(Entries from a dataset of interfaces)
====

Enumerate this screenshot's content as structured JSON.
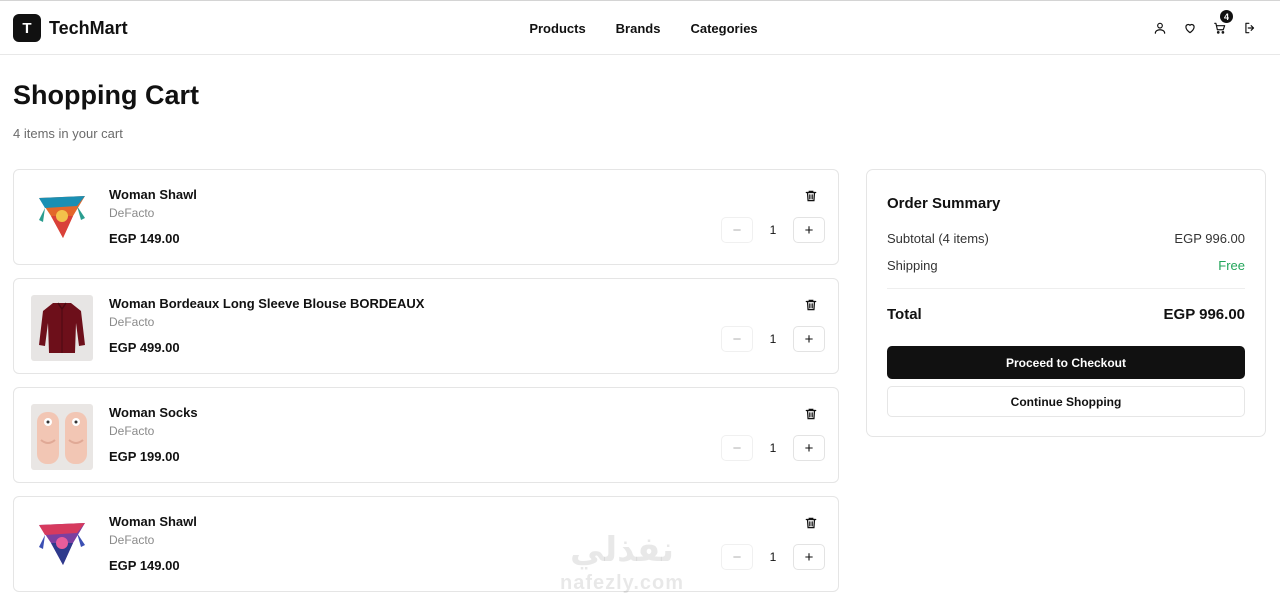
{
  "header": {
    "logo_letter": "T",
    "brand": "TechMart",
    "nav": [
      "Products",
      "Brands",
      "Categories"
    ],
    "cart_count": "4"
  },
  "page": {
    "title": "Shopping Cart",
    "subtitle": "4 items in your cart"
  },
  "cart": {
    "items": [
      {
        "name": "Woman Shawl",
        "brand": "DeFacto",
        "price": "EGP 149.00",
        "qty": "1"
      },
      {
        "name": "Woman Bordeaux Long Sleeve Blouse BORDEAUX",
        "brand": "DeFacto",
        "price": "EGP 499.00",
        "qty": "1"
      },
      {
        "name": "Woman Socks",
        "brand": "DeFacto",
        "price": "EGP 199.00",
        "qty": "1"
      },
      {
        "name": "Woman Shawl",
        "brand": "DeFacto",
        "price": "EGP 149.00",
        "qty": "1"
      }
    ]
  },
  "summary": {
    "title": "Order Summary",
    "subtotal_label": "Subtotal (4 items)",
    "subtotal_value": "EGP 996.00",
    "shipping_label": "Shipping",
    "shipping_value": "Free",
    "total_label": "Total",
    "total_value": "EGP 996.00",
    "checkout_label": "Proceed to Checkout",
    "continue_label": "Continue Shopping"
  },
  "watermark": {
    "logo": "نفذلي",
    "text": "nafezly.com"
  },
  "colors": {
    "primary": "#111111",
    "free": "#22a55a",
    "muted": "#8a8a8a"
  }
}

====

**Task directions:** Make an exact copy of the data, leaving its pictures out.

**Written response:**
Enumerate this screenshot's content as structured JSON.
{
  "header": {
    "logo_letter": "T",
    "brand": "TechMart",
    "nav": [
      "Products",
      "Brands",
      "Categories"
    ],
    "cart_count": "4"
  },
  "page": {
    "title": "Shopping Cart",
    "subtitle": "4 items in your cart"
  },
  "cart": {
    "items": [
      {
        "name": "Woman Shawl",
        "brand": "DeFacto",
        "price": "EGP 149.00",
        "qty": "1"
      },
      {
        "name": "Woman Bordeaux Long Sleeve Blouse BORDEAUX",
        "brand": "DeFacto",
        "price": "EGP 499.00",
        "qty": "1"
      },
      {
        "name": "Woman Socks",
        "brand": "DeFacto",
        "price": "EGP 199.00",
        "qty": "1"
      },
      {
        "name": "Woman Shawl",
        "brand": "DeFacto",
        "price": "EGP 149.00",
        "qty": "1"
      }
    ]
  },
  "summary": {
    "title": "Order Summary",
    "subtotal_label": "Subtotal (4 items)",
    "subtotal_value": "EGP 996.00",
    "shipping_label": "Shipping",
    "shipping_value": "Free",
    "total_label": "Total",
    "total_value": "EGP 996.00",
    "checkout_label": "Proceed to Checkout",
    "continue_label": "Continue Shopping"
  },
  "watermark": {
    "logo": "نفذلي",
    "text": "nafezly.com"
  },
  "colors": {
    "primary": "#111111",
    "free": "#22a55a",
    "muted": "#8a8a8a"
  }
}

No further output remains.